Because of the IMO regulation, we expect a stronger gasoil (S<0.5 wt %) and a weaker high-sulphur fuel oil (HSFO) crack (the price difference to crude), meaning wider light-heavy and sweet-sour differentials, which in turn translate to knock on effect on crude price differentials.

In addition, research director Angus Rodger noted that upstream producers of sour crudes could face many challenges with the IMO 2020 sulphur cap comes into force. Saudi Arabia, Iraq and Russia should expect the decrease of sour crudes' value.

He continued that these countries are amongst the lowest global producers, and although there is a possibility of the revenue being negatively affected, it will not directly influence field breakevens or output.

Thus, he highlighted that the impact will be most likely felt more by the top five global sour crude producers as Canada.

Additionally, the sulphur cap implementation will boost countries as the US and Brazil as they produce large quantities of heavy-sweet and light-sweet crudes respectively.

Moreover, research director Nicholas Browne noted that the sulphur cap will affect LNG in two ways:

  1. Shipping;
  2. Contracting.

He highlighted that the first impact is on LNG bunkering, as it is expected for it to reach 9 mmtpa by 2025.

The second concerns the value of LNG within contracts.

The Japanese crude cocktail is used for around 40% of LNG contracts.
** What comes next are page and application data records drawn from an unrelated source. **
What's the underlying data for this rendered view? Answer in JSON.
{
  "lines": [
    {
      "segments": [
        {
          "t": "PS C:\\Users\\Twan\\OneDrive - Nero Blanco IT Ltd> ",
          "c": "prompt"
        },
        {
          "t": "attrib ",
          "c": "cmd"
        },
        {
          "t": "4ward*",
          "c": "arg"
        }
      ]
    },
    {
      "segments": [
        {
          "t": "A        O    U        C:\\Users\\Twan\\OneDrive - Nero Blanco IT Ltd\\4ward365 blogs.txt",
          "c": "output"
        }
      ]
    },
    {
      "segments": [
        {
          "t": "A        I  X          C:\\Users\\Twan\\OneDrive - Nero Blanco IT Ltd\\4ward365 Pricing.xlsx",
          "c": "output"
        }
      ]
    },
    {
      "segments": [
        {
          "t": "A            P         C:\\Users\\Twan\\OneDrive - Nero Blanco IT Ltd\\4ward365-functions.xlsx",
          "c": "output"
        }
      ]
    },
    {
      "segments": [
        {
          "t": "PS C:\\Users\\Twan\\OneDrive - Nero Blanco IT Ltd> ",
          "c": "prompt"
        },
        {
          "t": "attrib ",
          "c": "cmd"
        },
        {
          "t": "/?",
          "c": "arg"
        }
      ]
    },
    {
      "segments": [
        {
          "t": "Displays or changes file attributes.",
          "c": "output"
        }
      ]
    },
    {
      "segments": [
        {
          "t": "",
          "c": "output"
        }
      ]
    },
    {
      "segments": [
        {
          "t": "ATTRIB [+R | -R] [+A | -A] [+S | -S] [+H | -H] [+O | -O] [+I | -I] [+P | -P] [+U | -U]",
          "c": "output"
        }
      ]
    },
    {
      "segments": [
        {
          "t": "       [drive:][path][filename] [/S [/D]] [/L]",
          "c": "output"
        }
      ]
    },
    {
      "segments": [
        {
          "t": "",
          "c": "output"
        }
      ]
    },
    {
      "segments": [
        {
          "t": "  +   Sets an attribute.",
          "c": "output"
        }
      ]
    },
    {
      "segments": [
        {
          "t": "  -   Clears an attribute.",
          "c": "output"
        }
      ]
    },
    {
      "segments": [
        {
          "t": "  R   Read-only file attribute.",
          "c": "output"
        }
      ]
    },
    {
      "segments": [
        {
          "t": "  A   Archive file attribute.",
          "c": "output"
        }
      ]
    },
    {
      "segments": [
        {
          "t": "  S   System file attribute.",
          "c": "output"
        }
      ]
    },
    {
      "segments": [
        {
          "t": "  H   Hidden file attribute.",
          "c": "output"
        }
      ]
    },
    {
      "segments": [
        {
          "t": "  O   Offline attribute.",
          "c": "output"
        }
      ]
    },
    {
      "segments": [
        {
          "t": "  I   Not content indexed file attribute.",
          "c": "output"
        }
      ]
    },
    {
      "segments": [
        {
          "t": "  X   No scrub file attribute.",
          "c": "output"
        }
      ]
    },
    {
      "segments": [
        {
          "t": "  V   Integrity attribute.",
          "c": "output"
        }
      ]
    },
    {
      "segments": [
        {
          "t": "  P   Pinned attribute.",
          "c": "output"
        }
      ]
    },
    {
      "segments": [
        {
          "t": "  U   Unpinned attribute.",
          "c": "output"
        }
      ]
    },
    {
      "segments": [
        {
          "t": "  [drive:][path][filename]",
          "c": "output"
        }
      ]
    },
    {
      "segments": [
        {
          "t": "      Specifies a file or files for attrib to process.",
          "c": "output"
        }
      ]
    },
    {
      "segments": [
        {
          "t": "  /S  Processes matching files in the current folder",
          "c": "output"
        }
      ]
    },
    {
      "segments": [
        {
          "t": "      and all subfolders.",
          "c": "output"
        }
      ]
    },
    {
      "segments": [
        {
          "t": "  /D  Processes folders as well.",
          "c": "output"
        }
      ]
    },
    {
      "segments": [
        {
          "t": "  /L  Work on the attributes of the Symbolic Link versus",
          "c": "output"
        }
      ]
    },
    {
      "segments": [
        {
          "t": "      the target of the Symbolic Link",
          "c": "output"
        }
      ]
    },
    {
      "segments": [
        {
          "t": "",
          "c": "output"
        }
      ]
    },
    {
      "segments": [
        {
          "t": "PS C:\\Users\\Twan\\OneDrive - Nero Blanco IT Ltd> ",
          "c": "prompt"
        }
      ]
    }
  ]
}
Its value will fall relative to Brent. For North East Asian buyers this could mean a saving of approximately US$2.5 billion in 2020 alone.

Continuing, Rohan Kendall, principal analyst, addressed that the impact of the sulphur cap on ocean freight means higher cost for bulks.

As Mr Kendall noted

Ocean freight is where the largest impact from IMO 2020 regulations lie for bulk commodities. Limited uptake of scrubber installation so far and a limited availability of VLSFO will mean most bulk carriers switch to higher priced diesel for compliance.

Iron ore shipments from Brazil to China will experience significant increases because of the distant voyage. Also, similarly, freight from Australia and Indonesia to North Asia will increase by between US$1.7/tonne and US$2.9/tonne.

Diesel price increases will only lead to a US27cents/tonne (1.3%) increase in average FOB costs for iron ore mines. However, the impact will not be evenly spread. Mines that use trucking for long-distance transport, have diesel-fired power generation, or have a high ratio of material moved to marketable production will be affected most.

He concluded that, Indonesia's thermal coal will see its cost making a leap upwards in comparison to Australia. This is because Indonesian mines almost exclusively use diesel powered mining equipment, have long truck hauls to barge ports, and utilize diesel powered barges for river based transport. Australia, on the other hand, has a higher proportion of electrified mining equipment and conveyors.